Consenting experienced NIV users will be switched to an adaptive-servo ventilator with the capacity to monitor and store therapy data. The device being used is the Stellar 150 ventilator (Resmed, Ltd., Bella Vista, Australia) with hardware and software ability to measure variables such as respiratory rate, airflow, pressure support and leak.

Patients will use the ventilator for a total of 4 months during which they will complete daily symptom diaries, including medication use and peak flow measurements.

Changes in ventilator variables will be analysed and day to day variation identified. Changes will be compared with daily peak expiratory flow measures (an indication of how well the airways are functioning), patient symptoms, and healthcare utilization. Hospital admissions for exacerbations, GP consults, and healthcare team contacts will also be measured.

  Eligibility

Ages Eligible for Study:   18 Years and older
Genders Eligible for Study:   Both
Accepts Healthy Volunteers:   No
Criteria

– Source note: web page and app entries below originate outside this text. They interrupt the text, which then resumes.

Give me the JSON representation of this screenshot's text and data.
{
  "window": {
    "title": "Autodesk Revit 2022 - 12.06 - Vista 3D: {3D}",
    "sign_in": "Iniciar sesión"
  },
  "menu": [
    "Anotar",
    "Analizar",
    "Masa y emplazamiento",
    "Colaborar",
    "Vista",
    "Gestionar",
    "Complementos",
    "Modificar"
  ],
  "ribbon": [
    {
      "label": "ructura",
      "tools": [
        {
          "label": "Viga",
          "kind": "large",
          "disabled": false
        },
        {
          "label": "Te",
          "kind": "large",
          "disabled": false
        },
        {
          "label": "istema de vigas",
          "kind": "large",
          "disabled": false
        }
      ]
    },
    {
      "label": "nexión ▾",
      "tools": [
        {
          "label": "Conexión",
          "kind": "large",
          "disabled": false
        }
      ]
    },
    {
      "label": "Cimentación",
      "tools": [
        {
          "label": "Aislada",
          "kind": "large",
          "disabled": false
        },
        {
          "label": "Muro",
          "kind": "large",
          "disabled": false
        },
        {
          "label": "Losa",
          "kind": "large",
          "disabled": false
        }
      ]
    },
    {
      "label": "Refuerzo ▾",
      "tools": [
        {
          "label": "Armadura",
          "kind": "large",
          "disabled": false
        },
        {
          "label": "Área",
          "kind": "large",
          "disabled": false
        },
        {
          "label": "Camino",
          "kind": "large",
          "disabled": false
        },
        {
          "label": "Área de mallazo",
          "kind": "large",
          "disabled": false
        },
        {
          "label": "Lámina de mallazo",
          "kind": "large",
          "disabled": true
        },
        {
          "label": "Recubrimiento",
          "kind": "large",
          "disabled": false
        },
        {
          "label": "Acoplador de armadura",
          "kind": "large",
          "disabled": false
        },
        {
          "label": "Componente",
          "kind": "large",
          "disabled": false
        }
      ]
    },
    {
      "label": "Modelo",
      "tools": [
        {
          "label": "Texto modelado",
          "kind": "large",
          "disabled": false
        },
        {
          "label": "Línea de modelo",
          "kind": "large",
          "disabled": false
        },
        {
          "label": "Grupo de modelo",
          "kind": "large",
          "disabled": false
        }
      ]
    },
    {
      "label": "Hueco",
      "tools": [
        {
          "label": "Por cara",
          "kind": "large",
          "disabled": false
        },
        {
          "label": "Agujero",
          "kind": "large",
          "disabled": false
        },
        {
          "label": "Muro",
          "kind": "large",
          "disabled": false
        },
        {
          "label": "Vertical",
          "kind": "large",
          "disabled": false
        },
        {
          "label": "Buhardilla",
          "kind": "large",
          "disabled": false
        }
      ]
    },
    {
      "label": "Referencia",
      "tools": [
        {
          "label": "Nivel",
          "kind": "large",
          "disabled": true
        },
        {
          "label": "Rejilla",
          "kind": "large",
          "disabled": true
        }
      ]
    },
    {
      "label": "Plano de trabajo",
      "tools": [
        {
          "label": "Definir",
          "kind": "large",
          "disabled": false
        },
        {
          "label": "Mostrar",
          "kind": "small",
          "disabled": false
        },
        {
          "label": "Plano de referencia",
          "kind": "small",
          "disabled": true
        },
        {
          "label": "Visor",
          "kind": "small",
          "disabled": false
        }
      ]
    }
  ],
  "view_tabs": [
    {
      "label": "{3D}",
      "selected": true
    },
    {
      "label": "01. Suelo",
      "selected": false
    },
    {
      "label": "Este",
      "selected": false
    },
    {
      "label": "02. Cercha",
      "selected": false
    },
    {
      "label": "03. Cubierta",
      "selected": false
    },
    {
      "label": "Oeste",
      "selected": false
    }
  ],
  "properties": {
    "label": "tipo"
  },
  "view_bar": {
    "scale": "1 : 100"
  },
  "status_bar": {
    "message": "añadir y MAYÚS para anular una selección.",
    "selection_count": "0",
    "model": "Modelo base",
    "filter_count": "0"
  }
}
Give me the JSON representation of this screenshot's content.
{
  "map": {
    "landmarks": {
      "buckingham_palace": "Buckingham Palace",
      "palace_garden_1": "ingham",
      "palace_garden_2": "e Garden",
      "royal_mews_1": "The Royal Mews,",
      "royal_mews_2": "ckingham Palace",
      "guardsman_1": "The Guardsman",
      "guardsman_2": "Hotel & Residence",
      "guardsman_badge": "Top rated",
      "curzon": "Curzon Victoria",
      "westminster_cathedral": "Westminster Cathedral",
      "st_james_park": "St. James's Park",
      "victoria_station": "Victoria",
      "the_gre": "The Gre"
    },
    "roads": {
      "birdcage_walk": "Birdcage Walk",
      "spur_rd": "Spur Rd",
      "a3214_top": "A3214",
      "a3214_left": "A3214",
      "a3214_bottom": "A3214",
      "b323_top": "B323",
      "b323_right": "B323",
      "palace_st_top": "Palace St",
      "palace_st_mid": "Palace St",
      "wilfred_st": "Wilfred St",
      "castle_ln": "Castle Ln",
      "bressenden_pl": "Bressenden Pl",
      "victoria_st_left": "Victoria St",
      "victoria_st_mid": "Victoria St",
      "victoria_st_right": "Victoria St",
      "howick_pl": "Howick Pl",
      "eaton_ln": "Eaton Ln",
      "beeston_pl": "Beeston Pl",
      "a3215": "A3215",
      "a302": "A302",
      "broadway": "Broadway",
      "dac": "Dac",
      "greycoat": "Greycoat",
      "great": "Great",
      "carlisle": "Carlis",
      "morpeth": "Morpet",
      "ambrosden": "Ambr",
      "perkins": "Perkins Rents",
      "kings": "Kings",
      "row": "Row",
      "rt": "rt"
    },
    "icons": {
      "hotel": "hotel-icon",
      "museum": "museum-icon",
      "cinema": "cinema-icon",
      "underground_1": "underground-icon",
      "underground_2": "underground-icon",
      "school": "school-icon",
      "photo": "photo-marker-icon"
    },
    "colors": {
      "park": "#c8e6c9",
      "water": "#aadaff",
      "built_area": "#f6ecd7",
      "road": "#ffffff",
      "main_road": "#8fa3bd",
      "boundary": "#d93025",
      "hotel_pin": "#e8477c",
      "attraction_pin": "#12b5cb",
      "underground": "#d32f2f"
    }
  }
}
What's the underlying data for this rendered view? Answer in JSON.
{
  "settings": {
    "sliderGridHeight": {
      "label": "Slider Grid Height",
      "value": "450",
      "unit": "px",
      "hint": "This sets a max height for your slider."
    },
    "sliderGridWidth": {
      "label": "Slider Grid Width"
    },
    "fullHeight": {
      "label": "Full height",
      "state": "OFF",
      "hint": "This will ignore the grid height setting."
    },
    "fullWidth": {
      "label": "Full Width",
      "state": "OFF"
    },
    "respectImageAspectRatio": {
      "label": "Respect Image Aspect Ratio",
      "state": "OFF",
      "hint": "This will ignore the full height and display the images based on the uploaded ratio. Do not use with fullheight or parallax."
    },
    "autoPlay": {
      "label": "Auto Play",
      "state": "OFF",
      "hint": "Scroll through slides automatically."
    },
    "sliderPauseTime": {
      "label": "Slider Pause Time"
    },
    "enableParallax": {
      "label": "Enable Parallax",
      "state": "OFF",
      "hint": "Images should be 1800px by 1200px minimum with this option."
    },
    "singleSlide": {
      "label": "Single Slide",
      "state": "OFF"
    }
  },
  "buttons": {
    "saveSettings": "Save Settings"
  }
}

Inclusion Criteria:

  • Patients with a diagnosis of obstructive (COPD, cystic fibrosis, bronchiectasis or chronic asthma) or restrictive (NMD, chest wall disorder) lung disease confirmed by a hospital consultant
  • aged > 18 years
  • established home ventilator user with ventilator prescribed for either chronic ventilatory failure or nocturnal hypoventilation
  • able to use bilevel positive pressure ventilation with Inspiratory positive airway pressure (IPAP) requirement <30cm H2O (Stellar ventilator - IPAP max 30)

Exclusion Criteria:

  • patients < 18 years
  • cognitive impairment sufficient to interfere with comprehension of the study or use of ventilator
  • poor adherence with non-invasive ventilation (<3hours/night for >10days/month)
  • Inspiratory positive airway pressure (IPAP) requirement >30cmH2O
  Contacts and Locations
Choosing to participate in a study is an important personal decision. Talk with your doctor and family members or friends about deciding to join a study. To learn more about this study, you or your doctor may contact the study research staff using the Contacts provided below. For general information, see Learn About Clinical Studies.

Please refer to this study by its ClinicalTrials.gov identifier: NCT01644162

Locations
United Kingdom
Royal Brompton Hospital
London, United Kingdom, SW3 6NP
Sponsors and Collaborators
ResMed
Investigators
Principal Investigator: Anita Simonds Royal Brompton & Harefield NHS Foundation Trust
  More Information

No publications provided

Responsible Party: ResMed
ClinicalTrials.gov Identifier: NCT01644162     History of Changes
Other Study ID Numbers: 11/LO/1777
Study First Received: July 16, 2012
Last Updated: October 15, 2014
Health Authority: United Kingdom: National Institute for Health Research
United Kingdom: Research Ethics Committee

Keywords provided by ResMed:
Non-Invasive Positive-Pressure Ventilation
Disease Exacerbation
Respiratory Failure

Additional relevant MeSH terms:
Hypoventilation
Lung Diseases
Lung Diseases, Obstructive
Neuromuscular Diseases
Obesity Hypoventilation Syndrome
Pulmonary Disease, Chronic Obstructive
Respiratory Insufficiency
Apnea
Dyssomnias
Nervous System Diseases
Nutrition Disorders
Obesity
Overnutrition
Respiration Disorders
Respiratory Tract Diseases
Signs and Symptoms
Signs and Symptoms, Respiratory
Sleep Apnea Syndromes
Sleep Apnea, Obstructive
Sleep Disorders
Sleep Disorders, Intrinsic

ClinicalTrials.gov processed this record on October 29, 2014